06 April 2010

Surfacing. (Whew.) And some great reaction.

Well, constant readers, it's been an amazing two weeks. SUPERBUG was published, and ate my life. I've been on NPR's Fresh Air, and on 21 (22?) other radio stations so far, with more radio, and TV, to come.

I'm starting to plan the next phase of the book campaign. If you work at a hospital or medical school, or are a student, contact me: Wherever you are, I'll come talk.

This week I'm headed out for some tour appearances in Atlanta: at Georgia Gwinnett College on Wednesday, and on Thursday, at the offices of Danya International in the afternoon, and then at Eagle Eye Book Shop in Decatur Thursday night. If you need more details, email or tweet me!

The book has gotten some wonderful reviews and, what matters more to me at this point, blog reactions, because the blogs signal to me that real people are really engaging with the story. I've put excerpts and links up on the book's site on this page.

Here's one that just came in over the transom that just floored me. It's from Rep. Louise Slaughter, Congress's only microbiologist, author of PAMTA, the legislation intended to bring some direction and control to agricultural use of antibiotics:
Maryn McKenna’s Superbug provides a heart-rending and enlightening portrait of the spread of Methicillin-Resistant Staphylococcus Aureus (MRSA). Commonly imagined to be a disease that only affects elderly hospital patients, McKenna’s book shows that no area of the United States is untouched. Thirty percent of high school athletic programs in one survey reported MRSA. In another study, 80 percent of farms and 40 percent of pigs had MRSA. The consequences are horrific. In 2005, 94,360 invasive MRSA infections occurred in the United States, with almost 19,000 deaths.
In the United States, the response to MRSA has been largely uncoordinated, and left to individual institutions, schools, and health care centers. American hospitals have tried a range of responses. Some hospitals have tied executive pay to staff hand-washing rates; others isolate patients with MRSA. Nationwide educational campaigns reduced antibiotic prescription rates temporarily, only to see them rise again. The pipeline for new antibiotics dried up due to economic disincentives for drug companies to invest in short-course medications like antibiotics. The medical system has not yet been able to contain antibiotic resistant pathogens like MRSA.
The problem is just as dire on American farms. Limited action has been taken to reduce misuse of antibiotics in agriculture. While the FDA did ban agricultural usage of the powerful antibiotic fluoroquinalone, farms still regularly use powerful antibiotics as ‘growth promoters’ in daily feed for animals.  This year, I introduced legislation, HR 1549, the Preservation of Antibiotics for Medical Treatment Act, which would take additional steps to protect seven medically-critical classes of antibiotics for human usage against MRSA and other antibiotic resistant pathogens. Maryn McKenna’s book is a powerful call to action
- Louise M. Slaughter, MEMBER OF CONGRESS

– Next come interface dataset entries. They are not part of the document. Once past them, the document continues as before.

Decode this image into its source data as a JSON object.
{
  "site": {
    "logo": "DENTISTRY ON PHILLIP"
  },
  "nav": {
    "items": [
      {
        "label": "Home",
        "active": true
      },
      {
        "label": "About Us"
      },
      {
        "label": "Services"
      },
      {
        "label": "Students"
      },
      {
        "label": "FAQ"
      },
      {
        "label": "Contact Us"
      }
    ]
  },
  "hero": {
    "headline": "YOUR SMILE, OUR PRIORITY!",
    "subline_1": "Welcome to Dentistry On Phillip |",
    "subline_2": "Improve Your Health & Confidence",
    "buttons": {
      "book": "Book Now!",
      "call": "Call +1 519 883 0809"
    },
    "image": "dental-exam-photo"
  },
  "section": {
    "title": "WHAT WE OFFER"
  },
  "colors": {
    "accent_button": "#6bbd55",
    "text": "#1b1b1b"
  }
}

1 comment:

Anonymous said...

I saw your article "Getting the monster back into the box," in the LA times last Sunday. It was really interesting, so I cut it out and saved it. Looking forward to reading your book when I'm out of school in the summer!